Page and application data records
━━━━━━━━━━━━━━━━
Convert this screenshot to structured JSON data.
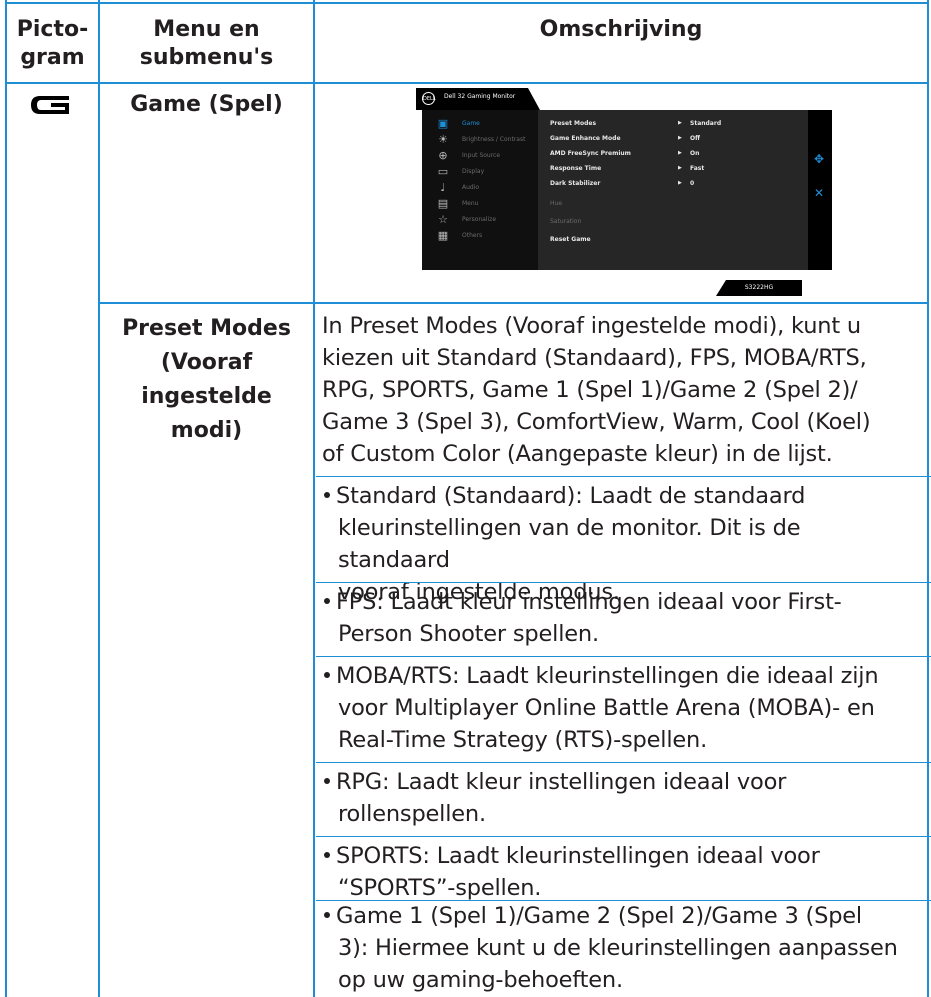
{
  "headers": {
    "col1": "Picto-\ngram",
    "col1_line1": "Picto-",
    "col1_line2": "gram",
    "col2_line1": "Menu en",
    "col2_line2": "submenu's",
    "col3": "Omschrijving"
  },
  "game_row": {
    "icon": "game-icon",
    "label": "Game (Spel)"
  },
  "osd": {
    "title": "Dell 32 Gaming Monitor",
    "logo": "DELL",
    "model": "S3222HG",
    "menu": [
      "Game",
      "Brightness / Contrast",
      "Input Source",
      "Display",
      "Audio",
      "Menu",
      "Personalize",
      "Others"
    ],
    "settings": [
      {
        "label": "Preset Modes",
        "value": "Standard"
      },
      {
        "label": "Game Enhance Mode",
        "value": "Off"
      },
      {
        "label": "AMD FreeSync Premium",
        "value": "On"
      },
      {
        "label": "Response Time",
        "value": "Fast"
      },
      {
        "label": "Dark Stabilizer",
        "value": "0"
      },
      {
        "label": "Hue",
        "value": ""
      },
      {
        "label": "Saturation",
        "value": ""
      },
      {
        "label": "Reset Game",
        "value": ""
      }
    ]
  },
  "preset_row": {
    "label_lines": [
      "Preset Modes",
      "(Vooraf",
      "ingestelde",
      "modi)"
    ],
    "intro_lines": [
      "In Preset Modes (Vooraf ingestelde modi), kunt u",
      "kiezen uit Standard (Standaard), FPS, MOBA/RTS,",
      "RPG, SPORTS, Game 1 (Spel 1)/Game 2 (Spel 2)/",
      "Game 3 (Spel 3), ComfortView, Warm, Cool (Koel)",
      "of Custom Color (Aangepaste kleur) in de lijst."
    ],
    "bullets": [
      [
        "Standard (Standaard): Laadt de standaard",
        "kleurinstellingen van de monitor. Dit is de standaard",
        "vooraf ingestelde modus."
      ],
      [
        "FPS: Laadt kleur instellingen ideaal voor First-",
        "Person Shooter spellen."
      ],
      [
        "MOBA/RTS: Laadt kleurinstellingen die ideaal zijn",
        "voor Multiplayer Online Battle Arena (MOBA)- en",
        "Real-Time Strategy (RTS)-spellen."
      ],
      [
        "RPG: Laadt kleur instellingen ideaal voor",
        "rollenspellen."
      ],
      [
        "SPORTS: Laadt kleurinstellingen ideaal voor",
        "“SPORTS”-spellen."
      ],
      [
        "Game 1 (Spel 1)/Game 2 (Spel 2)/Game 3 (Spel",
        "3): Hiermee kunt u de kleurinstellingen aanpassen",
        "op uw gaming-behoeften."
      ]
    ]
  },
  "colors": {
    "border": "#1e8fd6",
    "text": "#231f20",
    "osd_accent": "#1e8fd6"
  }
}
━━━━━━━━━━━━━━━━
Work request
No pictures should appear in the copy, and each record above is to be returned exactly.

Written solution
Convert this screenshot to structured JSON data.
{
  "headers": {
    "col1": "Picto-\ngram",
    "col1_line1": "Picto-",
    "col1_line2": "gram",
    "col2_line1": "Menu en",
    "col2_line2": "submenu's",
    "col3": "Omschrijving"
  },
  "game_row": {
    "icon": "game-icon",
    "label": "Game (Spel)"
  },
  "osd": {
    "title": "Dell 32 Gaming Monitor",
    "logo": "DELL",
    "model": "S3222HG",
    "menu": [
      "Game",
      "Brightness / Contrast",
      "Input Source",
      "Display",
      "Audio",
      "Menu",
      "Personalize",
      "Others"
    ],
    "settings": [
      {
        "label": "Preset Modes",
        "value": "Standard"
      },
      {
        "label": "Game Enhance Mode",
        "value": "Off"
      },
      {
        "label": "AMD FreeSync Premium",
        "value": "On"
      },
      {
        "label": "Response Time",
        "value": "Fast"
      },
      {
        "label": "Dark Stabilizer",
        "value": "0"
      },
      {
        "label": "Hue",
        "value": ""
      },
      {
        "label": "Saturation",
        "value": ""
      },
      {
        "label": "Reset Game",
        "value": ""
      }
    ]
  },
  "preset_row": {
    "label_lines": [
      "Preset Modes",
      "(Vooraf",
      "ingestelde",
      "modi)"
    ],
    "intro_lines": [
      "In Preset Modes (Vooraf ingestelde modi), kunt u",
      "kiezen uit Standard (Standaard), FPS, MOBA/RTS,",
      "RPG, SPORTS, Game 1 (Spel 1)/Game 2 (Spel 2)/",
      "Game 3 (Spel 3), ComfortView, Warm, Cool (Koel)",
      "of Custom Color (Aangepaste kleur) in de lijst."
    ],
    "bullets": [
      [
        "Standard (Standaard): Laadt de standaard",
        "kleurinstellingen van de monitor. Dit is de standaard",
        "vooraf ingestelde modus."
      ],
      [
        "FPS: Laadt kleur instellingen ideaal voor First-",
        "Person Shooter spellen."
      ],
      [
        "MOBA/RTS: Laadt kleurinstellingen die ideaal zijn",
        "voor Multiplayer Online Battle Arena (MOBA)- en",
        "Real-Time Strategy (RTS)-spellen."
      ],
      [
        "RPG: Laadt kleur instellingen ideaal voor",
        "rollenspellen."
      ],
      [
        "SPORTS: Laadt kleurinstellingen ideaal voor",
        "“SPORTS”-spellen."
      ],
      [
        "Game 1 (Spel 1)/Game 2 (Spel 2)/Game 3 (Spel",
        "3): Hiermee kunt u de kleurinstellingen aanpassen",
        "op uw gaming-behoeften."
      ]
    ]
  },
  "colors": {
    "border": "#1e8fd6",
    "text": "#231f20",
    "osd_accent": "#1e8fd6"
  }
}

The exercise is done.